Work to be completed. Go through the entries below and print each one exactly, leaving out pictures.

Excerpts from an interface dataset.
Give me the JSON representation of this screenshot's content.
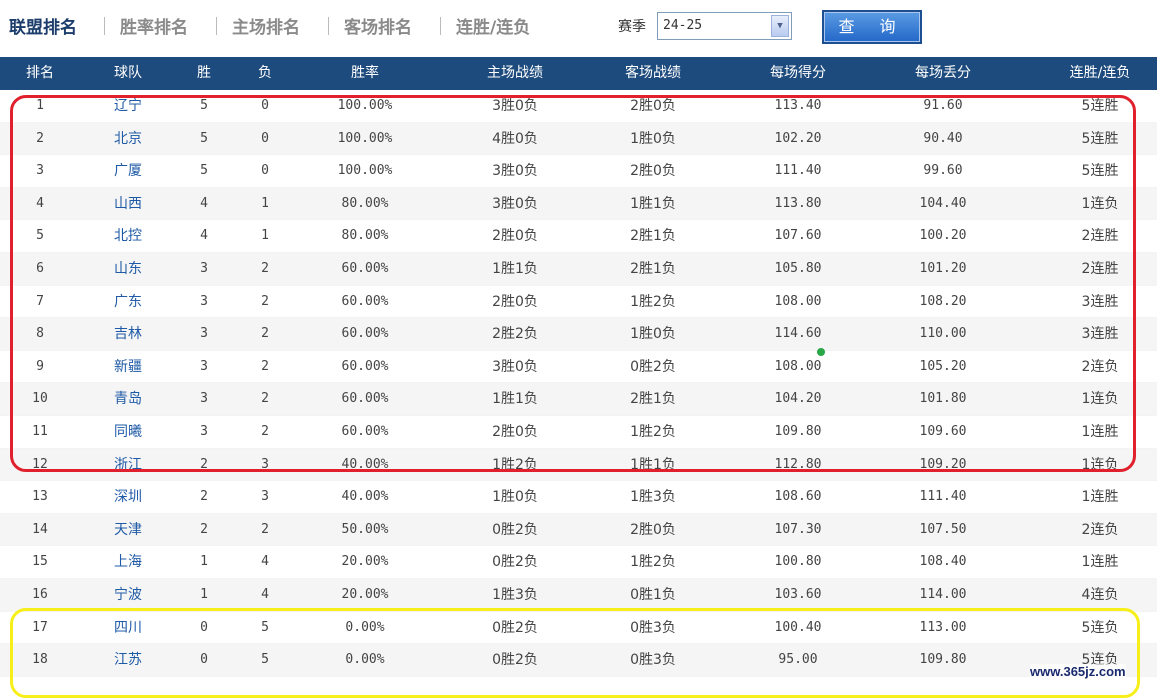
{
  "tabs": [
    {
      "label": "联盟排名",
      "active": true
    },
    {
      "label": "胜率排名",
      "active": false
    },
    {
      "label": "主场排名",
      "active": false
    },
    {
      "label": "客场排名",
      "active": false
    },
    {
      "label": "连胜/连负",
      "active": false
    }
  ],
  "season": {
    "label": "赛季",
    "value": "24-25"
  },
  "query_button": "查 询",
  "columns": [
    "排名",
    "球队",
    "胜",
    "负",
    "胜率",
    "主场战绩",
    "客场战绩",
    "每场得分",
    "每场丢分",
    "连胜/连负"
  ],
  "rows": [
    {
      "rank": "1",
      "team": "辽宁",
      "w": "5",
      "l": "0",
      "pct": "100.00%",
      "home": "3胜0负",
      "away": "2胜0负",
      "ppg": "113.40",
      "oppg": "91.60",
      "streak": "5连胜"
    },
    {
      "rank": "2",
      "team": "北京",
      "w": "5",
      "l": "0",
      "pct": "100.00%",
      "home": "4胜0负",
      "away": "1胜0负",
      "ppg": "102.20",
      "oppg": "90.40",
      "streak": "5连胜"
    },
    {
      "rank": "3",
      "team": "广厦",
      "w": "5",
      "l": "0",
      "pct": "100.00%",
      "home": "3胜0负",
      "away": "2胜0负",
      "ppg": "111.40",
      "oppg": "99.60",
      "streak": "5连胜"
    },
    {
      "rank": "4",
      "team": "山西",
      "w": "4",
      "l": "1",
      "pct": "80.00%",
      "home": "3胜0负",
      "away": "1胜1负",
      "ppg": "113.80",
      "oppg": "104.40",
      "streak": "1连负"
    },
    {
      "rank": "5",
      "team": "北控",
      "w": "4",
      "l": "1",
      "pct": "80.00%",
      "home": "2胜0负",
      "away": "2胜1负",
      "ppg": "107.60",
      "oppg": "100.20",
      "streak": "2连胜"
    },
    {
      "rank": "6",
      "team": "山东",
      "w": "3",
      "l": "2",
      "pct": "60.00%",
      "home": "1胜1负",
      "away": "2胜1负",
      "ppg": "105.80",
      "oppg": "101.20",
      "streak": "2连胜"
    },
    {
      "rank": "7",
      "team": "广东",
      "w": "3",
      "l": "2",
      "pct": "60.00%",
      "home": "2胜0负",
      "away": "1胜2负",
      "ppg": "108.00",
      "oppg": "108.20",
      "streak": "3连胜"
    },
    {
      "rank": "8",
      "team": "吉林",
      "w": "3",
      "l": "2",
      "pct": "60.00%",
      "home": "2胜2负",
      "away": "1胜0负",
      "ppg": "114.60",
      "oppg": "110.00",
      "streak": "3连胜"
    },
    {
      "rank": "9",
      "team": "新疆",
      "w": "3",
      "l": "2",
      "pct": "60.00%",
      "home": "3胜0负",
      "away": "0胜2负",
      "ppg": "108.00",
      "oppg": "105.20",
      "streak": "2连负"
    },
    {
      "rank": "10",
      "team": "青岛",
      "w": "3",
      "l": "2",
      "pct": "60.00%",
      "home": "1胜1负",
      "away": "2胜1负",
      "ppg": "104.20",
      "oppg": "101.80",
      "streak": "1连负"
    },
    {
      "rank": "11",
      "team": "同曦",
      "w": "3",
      "l": "2",
      "pct": "60.00%",
      "home": "2胜0负",
      "away": "1胜2负",
      "ppg": "109.80",
      "oppg": "109.60",
      "streak": "1连胜"
    },
    {
      "rank": "12",
      "team": "浙江",
      "w": "2",
      "l": "3",
      "pct": "40.00%",
      "home": "1胜2负",
      "away": "1胜1负",
      "ppg": "112.80",
      "oppg": "109.20",
      "streak": "1连负"
    },
    {
      "rank": "13",
      "team": "深圳",
      "w": "2",
      "l": "3",
      "pct": "40.00%",
      "home": "1胜0负",
      "away": "1胜3负",
      "ppg": "108.60",
      "oppg": "111.40",
      "streak": "1连胜"
    },
    {
      "rank": "14",
      "team": "天津",
      "w": "2",
      "l": "2",
      "pct": "50.00%",
      "home": "0胜2负",
      "away": "2胜0负",
      "ppg": "107.30",
      "oppg": "107.50",
      "streak": "2连负"
    },
    {
      "rank": "15",
      "team": "上海",
      "w": "1",
      "l": "4",
      "pct": "20.00%",
      "home": "0胜2负",
      "away": "1胜2负",
      "ppg": "100.80",
      "oppg": "108.40",
      "streak": "1连胜"
    },
    {
      "rank": "16",
      "team": "宁波",
      "w": "1",
      "l": "4",
      "pct": "20.00%",
      "home": "1胜3负",
      "away": "0胜1负",
      "ppg": "103.60",
      "oppg": "114.00",
      "streak": "4连负"
    },
    {
      "rank": "17",
      "team": "四川",
      "w": "0",
      "l": "5",
      "pct": "0.00%",
      "home": "0胜2负",
      "away": "0胜3负",
      "ppg": "100.40",
      "oppg": "113.00",
      "streak": "5连负"
    },
    {
      "rank": "18",
      "team": "江苏",
      "w": "0",
      "l": "5",
      "pct": "0.00%",
      "home": "0胜2负",
      "away": "0胜3负",
      "ppg": "95.00",
      "oppg": "109.80",
      "streak": "5连负"
    }
  ],
  "watermark": "www.365jz.com",
  "colors": {
    "header_bg": "#1e4b7e",
    "team_link": "#1f5aa6",
    "highlight_top": "#e0202c",
    "highlight_bottom": "#f6ef1a"
  }
}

Response to this task.
Give me the JSON representation of this screenshot's content.
{
  "tabs": [
    {
      "label": "联盟排名",
      "active": true
    },
    {
      "label": "胜率排名",
      "active": false
    },
    {
      "label": "主场排名",
      "active": false
    },
    {
      "label": "客场排名",
      "active": false
    },
    {
      "label": "连胜/连负",
      "active": false
    }
  ],
  "season": {
    "label": "赛季",
    "value": "24-25"
  },
  "query_button": "查 询",
  "columns": [
    "排名",
    "球队",
    "胜",
    "负",
    "胜率",
    "主场战绩",
    "客场战绩",
    "每场得分",
    "每场丢分",
    "连胜/连负"
  ],
  "rows": [
    {
      "rank": "1",
      "team": "辽宁",
      "w": "5",
      "l": "0",
      "pct": "100.00%",
      "home": "3胜0负",
      "away": "2胜0负",
      "ppg": "113.40",
      "oppg": "91.60",
      "streak": "5连胜"
    },
    {
      "rank": "2",
      "team": "北京",
      "w": "5",
      "l": "0",
      "pct": "100.00%",
      "home": "4胜0负",
      "away": "1胜0负",
      "ppg": "102.20",
      "oppg": "90.40",
      "streak": "5连胜"
    },
    {
      "rank": "3",
      "team": "广厦",
      "w": "5",
      "l": "0",
      "pct": "100.00%",
      "home": "3胜0负",
      "away": "2胜0负",
      "ppg": "111.40",
      "oppg": "99.60",
      "streak": "5连胜"
    },
    {
      "rank": "4",
      "team": "山西",
      "w": "4",
      "l": "1",
      "pct": "80.00%",
      "home": "3胜0负",
      "away": "1胜1负",
      "ppg": "113.80",
      "oppg": "104.40",
      "streak": "1连负"
    },
    {
      "rank": "5",
      "team": "北控",
      "w": "4",
      "l": "1",
      "pct": "80.00%",
      "home": "2胜0负",
      "away": "2胜1负",
      "ppg": "107.60",
      "oppg": "100.20",
      "streak": "2连胜"
    },
    {
      "rank": "6",
      "team": "山东",
      "w": "3",
      "l": "2",
      "pct": "60.00%",
      "home": "1胜1负",
      "away": "2胜1负",
      "ppg": "105.80",
      "oppg": "101.20",
      "streak": "2连胜"
    },
    {
      "rank": "7",
      "team": "广东",
      "w": "3",
      "l": "2",
      "pct": "60.00%",
      "home": "2胜0负",
      "away": "1胜2负",
      "ppg": "108.00",
      "oppg": "108.20",
      "streak": "3连胜"
    },
    {
      "rank": "8",
      "team": "吉林",
      "w": "3",
      "l": "2",
      "pct": "60.00%",
      "home": "2胜2负",
      "away": "1胜0负",
      "ppg": "114.60",
      "oppg": "110.00",
      "streak": "3连胜"
    },
    {
      "rank": "9",
      "team": "新疆",
      "w": "3",
      "l": "2",
      "pct": "60.00%",
      "home": "3胜0负",
      "away": "0胜2负",
      "ppg": "108.00",
      "oppg": "105.20",
      "streak": "2连负"
    },
    {
      "rank": "10",
      "team": "青岛",
      "w": "3",
      "l": "2",
      "pct": "60.00%",
      "home": "1胜1负",
      "away": "2胜1负",
      "ppg": "104.20",
      "oppg": "101.80",
      "streak": "1连负"
    },
    {
      "rank": "11",
      "team": "同曦",
      "w": "3",
      "l": "2",
      "pct": "60.00%",
      "home": "2胜0负",
      "away": "1胜2负",
      "ppg": "109.80",
      "oppg": "109.60",
      "streak": "1连胜"
    },
    {
      "rank": "12",
      "team": "浙江",
      "w": "2",
      "l": "3",
      "pct": "40.00%",
      "home": "1胜2负",
      "away": "1胜1负",
      "ppg": "112.80",
      "oppg": "109.20",
      "streak": "1连负"
    },
    {
      "rank": "13",
      "team": "深圳",
      "w": "2",
      "l": "3",
      "pct": "40.00%",
      "home": "1胜0负",
      "away": "1胜3负",
      "ppg": "108.60",
      "oppg": "111.40",
      "streak": "1连胜"
    },
    {
      "rank": "14",
      "team": "天津",
      "w": "2",
      "l": "2",
      "pct": "50.00%",
      "home": "0胜2负",
      "away": "2胜0负",
      "ppg": "107.30",
      "oppg": "107.50",
      "streak": "2连负"
    },
    {
      "rank": "15",
      "team": "上海",
      "w": "1",
      "l": "4",
      "pct": "20.00%",
      "home": "0胜2负",
      "away": "1胜2负",
      "ppg": "100.80",
      "oppg": "108.40",
      "streak": "1连胜"
    },
    {
      "rank": "16",
      "team": "宁波",
      "w": "1",
      "l": "4",
      "pct": "20.00%",
      "home": "1胜3负",
      "away": "0胜1负",
      "ppg": "103.60",
      "oppg": "114.00",
      "streak": "4连负"
    },
    {
      "rank": "17",
      "team": "四川",
      "w": "0",
      "l": "5",
      "pct": "0.00%",
      "home": "0胜2负",
      "away": "0胜3负",
      "ppg": "100.40",
      "oppg": "113.00",
      "streak": "5连负"
    },
    {
      "rank": "18",
      "team": "江苏",
      "w": "0",
      "l": "5",
      "pct": "0.00%",
      "home": "0胜2负",
      "away": "0胜3负",
      "ppg": "95.00",
      "oppg": "109.80",
      "streak": "5连负"
    }
  ],
  "watermark": "www.365jz.com",
  "colors": {
    "header_bg": "#1e4b7e",
    "team_link": "#1f5aa6",
    "highlight_top": "#e0202c",
    "highlight_bottom": "#f6ef1a"
  }
}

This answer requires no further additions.